DATA FOR THE TASK Start Marker
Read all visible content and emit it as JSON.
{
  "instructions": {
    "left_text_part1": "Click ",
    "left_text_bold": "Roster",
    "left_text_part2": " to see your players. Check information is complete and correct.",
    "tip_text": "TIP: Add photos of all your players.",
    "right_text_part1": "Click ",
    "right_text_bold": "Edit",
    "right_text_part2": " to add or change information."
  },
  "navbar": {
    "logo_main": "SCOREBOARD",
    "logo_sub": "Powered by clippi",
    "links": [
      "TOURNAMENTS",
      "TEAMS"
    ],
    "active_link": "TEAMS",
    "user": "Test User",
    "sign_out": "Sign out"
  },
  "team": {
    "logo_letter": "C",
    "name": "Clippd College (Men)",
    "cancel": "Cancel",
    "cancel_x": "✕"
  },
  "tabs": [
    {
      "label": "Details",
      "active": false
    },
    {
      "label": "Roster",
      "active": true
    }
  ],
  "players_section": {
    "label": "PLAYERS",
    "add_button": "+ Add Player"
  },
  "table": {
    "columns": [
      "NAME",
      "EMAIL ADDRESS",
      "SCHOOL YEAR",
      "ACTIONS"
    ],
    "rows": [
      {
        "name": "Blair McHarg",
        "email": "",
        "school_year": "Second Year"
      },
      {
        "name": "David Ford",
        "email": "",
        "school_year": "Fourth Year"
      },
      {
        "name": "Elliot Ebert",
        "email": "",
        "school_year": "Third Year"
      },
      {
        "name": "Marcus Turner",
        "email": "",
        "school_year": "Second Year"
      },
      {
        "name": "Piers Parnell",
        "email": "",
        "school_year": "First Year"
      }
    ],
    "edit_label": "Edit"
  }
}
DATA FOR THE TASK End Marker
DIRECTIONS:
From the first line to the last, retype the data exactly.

EXPECTED OUTPUT:
Read all visible content and emit it as JSON.
{
  "instructions": {
    "left_text_part1": "Click ",
    "left_text_bold": "Roster",
    "left_text_part2": " to see your players. Check information is complete and correct.",
    "tip_text": "TIP: Add photos of all your players.",
    "right_text_part1": "Click ",
    "right_text_bold": "Edit",
    "right_text_part2": " to add or change information."
  },
  "navbar": {
    "logo_main": "SCOREBOARD",
    "logo_sub": "Powered by clippi",
    "links": [
      "TOURNAMENTS",
      "TEAMS"
    ],
    "active_link": "TEAMS",
    "user": "Test User",
    "sign_out": "Sign out"
  },
  "team": {
    "logo_letter": "C",
    "name": "Clippd College (Men)",
    "cancel": "Cancel",
    "cancel_x": "✕"
  },
  "tabs": [
    {
      "label": "Details",
      "active": false
    },
    {
      "label": "Roster",
      "active": true
    }
  ],
  "players_section": {
    "label": "PLAYERS",
    "add_button": "+ Add Player"
  },
  "table": {
    "columns": [
      "NAME",
      "EMAIL ADDRESS",
      "SCHOOL YEAR",
      "ACTIONS"
    ],
    "rows": [
      {
        "name": "Blair McHarg",
        "email": "",
        "school_year": "Second Year"
      },
      {
        "name": "David Ford",
        "email": "",
        "school_year": "Fourth Year"
      },
      {
        "name": "Elliot Ebert",
        "email": "",
        "school_year": "Third Year"
      },
      {
        "name": "Marcus Turner",
        "email": "",
        "school_year": "Second Year"
      },
      {
        "name": "Piers Parnell",
        "email": "",
        "school_year": "First Year"
      }
    ],
    "edit_label": "Edit"
  }
}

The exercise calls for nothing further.